The colored boys were prompt to take our horses and to bring them up again for our use at the proper time. If the parson should be left to lead away his own beast and fasten him, every boy present would consider himself scandalized; but if the parson should neglect to speak to cuffee, and give him a friendly grip of the hand, he would lose caste with the servants, and henceforth his preaching would profit them but little.
Mr. H., an intelligent merchant, resided at the Agency, having an interesting family. He was a man of irreproachable character, and, before leaving New England, had been a member of a Unitarian Congregational Church. He was an honest business man, an educated gentleman, a warm-hearted and fast friend, and somewhat facetious in conversation. He gave us the first word of encouragement we received in connection with our missionary labors.
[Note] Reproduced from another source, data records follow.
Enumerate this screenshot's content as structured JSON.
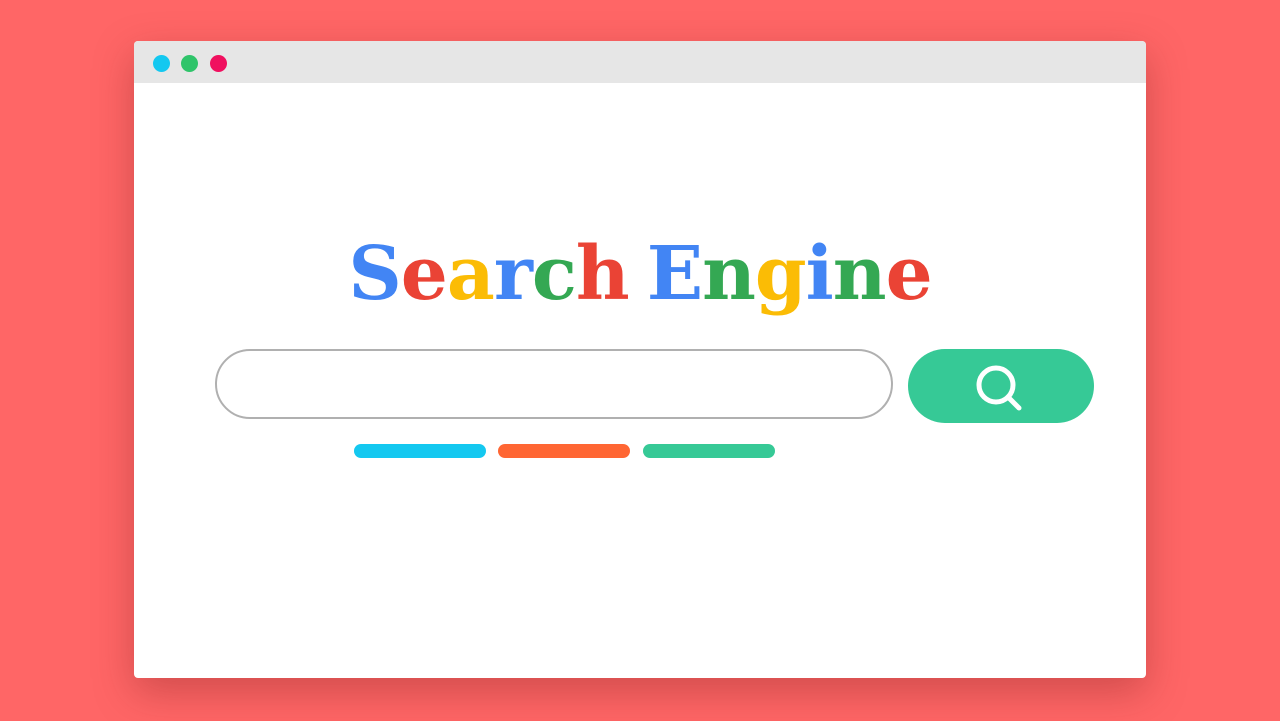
{
  "background_color": "#ff6666",
  "window": {
    "titlebar_dots": [
      {
        "icon": "window-dot-cyan",
        "color": "#14c8f0"
      },
      {
        "icon": "window-dot-green",
        "color": "#2fc46a"
      },
      {
        "icon": "window-dot-pink",
        "color": "#f0105f"
      }
    ]
  },
  "logo": {
    "text": "Search Engine",
    "letters": [
      {
        "char": "S",
        "color": "#4285f4"
      },
      {
        "char": "e",
        "color": "#ea4335"
      },
      {
        "char": "a",
        "color": "#fbbc05"
      },
      {
        "char": "r",
        "color": "#4285f4"
      },
      {
        "char": "c",
        "color": "#34a853"
      },
      {
        "char": "h",
        "color": "#ea4335"
      },
      {
        "char": "E",
        "color": "#4285f4"
      },
      {
        "char": "n",
        "color": "#34a853"
      },
      {
        "char": "g",
        "color": "#fbbc05"
      },
      {
        "char": "i",
        "color": "#4285f4"
      },
      {
        "char": "n",
        "color": "#34a853"
      },
      {
        "char": "e",
        "color": "#ea4335"
      }
    ]
  },
  "search": {
    "value": "",
    "placeholder": "",
    "button_icon": "search-icon",
    "button_color": "#36c996"
  },
  "suggestion_bars": [
    {
      "color": "#14c8f0"
    },
    {
      "color": "#ff6633"
    },
    {
      "color": "#36c996"
    }
  ]
}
” Mr. B.,” said he, ” you are doing a good work; I already see that your labors are greatly blessed.”
“Do you think so, Mr. H.? How do you judge? Where is the fruit of our labors?”
“Why,” said he, “these Indians have learned what Sunday means; they now wash and comb themselves, and put on clean clothes once a week, in order to he decent and tidy at church, and they will certainly enjoy better health.”
He was a man of humor, but intended much more than his language and manner seemed to express. He felt all interest in the schools and in the advancement of the natives in civilization and Christianity. It should not be overlooked or lightly esteemed that Christianity blesses man physically, intellectually, and morally. There is but little decency or purity where vital piety does not dwell in the heart to mold and renovate character; it is the only fountain of purity in the universe.